I would like each line of the data that holds the word "JSON" copied out.

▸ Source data
=== Begin Enclosure ===

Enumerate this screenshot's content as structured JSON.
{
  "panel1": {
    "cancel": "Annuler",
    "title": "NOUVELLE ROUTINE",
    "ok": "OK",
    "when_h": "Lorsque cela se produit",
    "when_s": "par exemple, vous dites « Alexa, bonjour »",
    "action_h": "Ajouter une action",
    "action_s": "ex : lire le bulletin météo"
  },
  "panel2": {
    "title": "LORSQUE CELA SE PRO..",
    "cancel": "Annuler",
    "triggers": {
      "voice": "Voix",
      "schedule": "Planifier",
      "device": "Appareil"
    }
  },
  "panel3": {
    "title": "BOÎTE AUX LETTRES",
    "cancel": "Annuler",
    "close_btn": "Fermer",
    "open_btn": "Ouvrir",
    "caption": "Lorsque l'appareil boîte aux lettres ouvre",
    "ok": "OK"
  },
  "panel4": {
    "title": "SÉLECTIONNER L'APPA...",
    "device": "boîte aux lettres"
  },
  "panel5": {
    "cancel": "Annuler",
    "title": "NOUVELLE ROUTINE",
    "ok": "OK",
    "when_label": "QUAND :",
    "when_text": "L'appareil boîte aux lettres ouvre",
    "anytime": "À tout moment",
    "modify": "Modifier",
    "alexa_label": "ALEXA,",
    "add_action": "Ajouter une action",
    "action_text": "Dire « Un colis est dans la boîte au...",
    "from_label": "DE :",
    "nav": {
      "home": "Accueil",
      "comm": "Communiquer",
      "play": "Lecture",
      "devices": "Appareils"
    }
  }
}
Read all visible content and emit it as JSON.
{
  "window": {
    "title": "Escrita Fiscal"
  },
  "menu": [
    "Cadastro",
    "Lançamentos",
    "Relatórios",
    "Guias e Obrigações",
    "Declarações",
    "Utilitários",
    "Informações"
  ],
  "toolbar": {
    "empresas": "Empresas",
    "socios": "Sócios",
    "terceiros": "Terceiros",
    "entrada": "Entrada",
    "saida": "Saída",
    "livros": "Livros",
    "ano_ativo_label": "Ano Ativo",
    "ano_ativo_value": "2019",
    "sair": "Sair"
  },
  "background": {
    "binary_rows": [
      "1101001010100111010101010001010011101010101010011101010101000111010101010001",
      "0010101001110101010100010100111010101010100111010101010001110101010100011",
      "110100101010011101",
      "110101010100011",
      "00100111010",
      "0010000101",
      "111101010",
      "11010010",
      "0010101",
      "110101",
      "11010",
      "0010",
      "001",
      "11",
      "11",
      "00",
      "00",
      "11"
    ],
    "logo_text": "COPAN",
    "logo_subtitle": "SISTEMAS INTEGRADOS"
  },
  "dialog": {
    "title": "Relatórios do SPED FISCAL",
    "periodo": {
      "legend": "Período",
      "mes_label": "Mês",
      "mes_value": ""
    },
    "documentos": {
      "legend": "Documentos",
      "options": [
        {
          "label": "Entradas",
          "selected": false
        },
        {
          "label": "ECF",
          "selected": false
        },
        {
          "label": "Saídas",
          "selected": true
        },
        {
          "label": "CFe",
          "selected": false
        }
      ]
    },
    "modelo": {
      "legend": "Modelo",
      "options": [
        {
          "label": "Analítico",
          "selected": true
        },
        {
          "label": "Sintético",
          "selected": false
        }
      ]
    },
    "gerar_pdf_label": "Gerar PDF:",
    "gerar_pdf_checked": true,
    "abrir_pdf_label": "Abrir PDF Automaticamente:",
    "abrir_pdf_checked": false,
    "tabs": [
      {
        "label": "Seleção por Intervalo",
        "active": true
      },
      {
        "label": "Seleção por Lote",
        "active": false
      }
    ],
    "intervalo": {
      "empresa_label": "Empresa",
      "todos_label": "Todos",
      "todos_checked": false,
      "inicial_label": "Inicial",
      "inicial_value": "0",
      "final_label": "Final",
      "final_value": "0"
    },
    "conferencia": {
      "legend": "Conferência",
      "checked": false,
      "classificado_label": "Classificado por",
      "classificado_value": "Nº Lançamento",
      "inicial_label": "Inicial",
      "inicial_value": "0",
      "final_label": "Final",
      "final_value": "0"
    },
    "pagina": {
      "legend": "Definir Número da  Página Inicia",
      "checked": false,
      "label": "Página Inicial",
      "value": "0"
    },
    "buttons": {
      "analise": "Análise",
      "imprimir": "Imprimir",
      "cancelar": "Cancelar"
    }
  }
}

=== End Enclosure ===

▸ WRITTEN RESPONSE
Enumerate this screenshot's content as structured JSON.
Read all visible content and emit it as JSON.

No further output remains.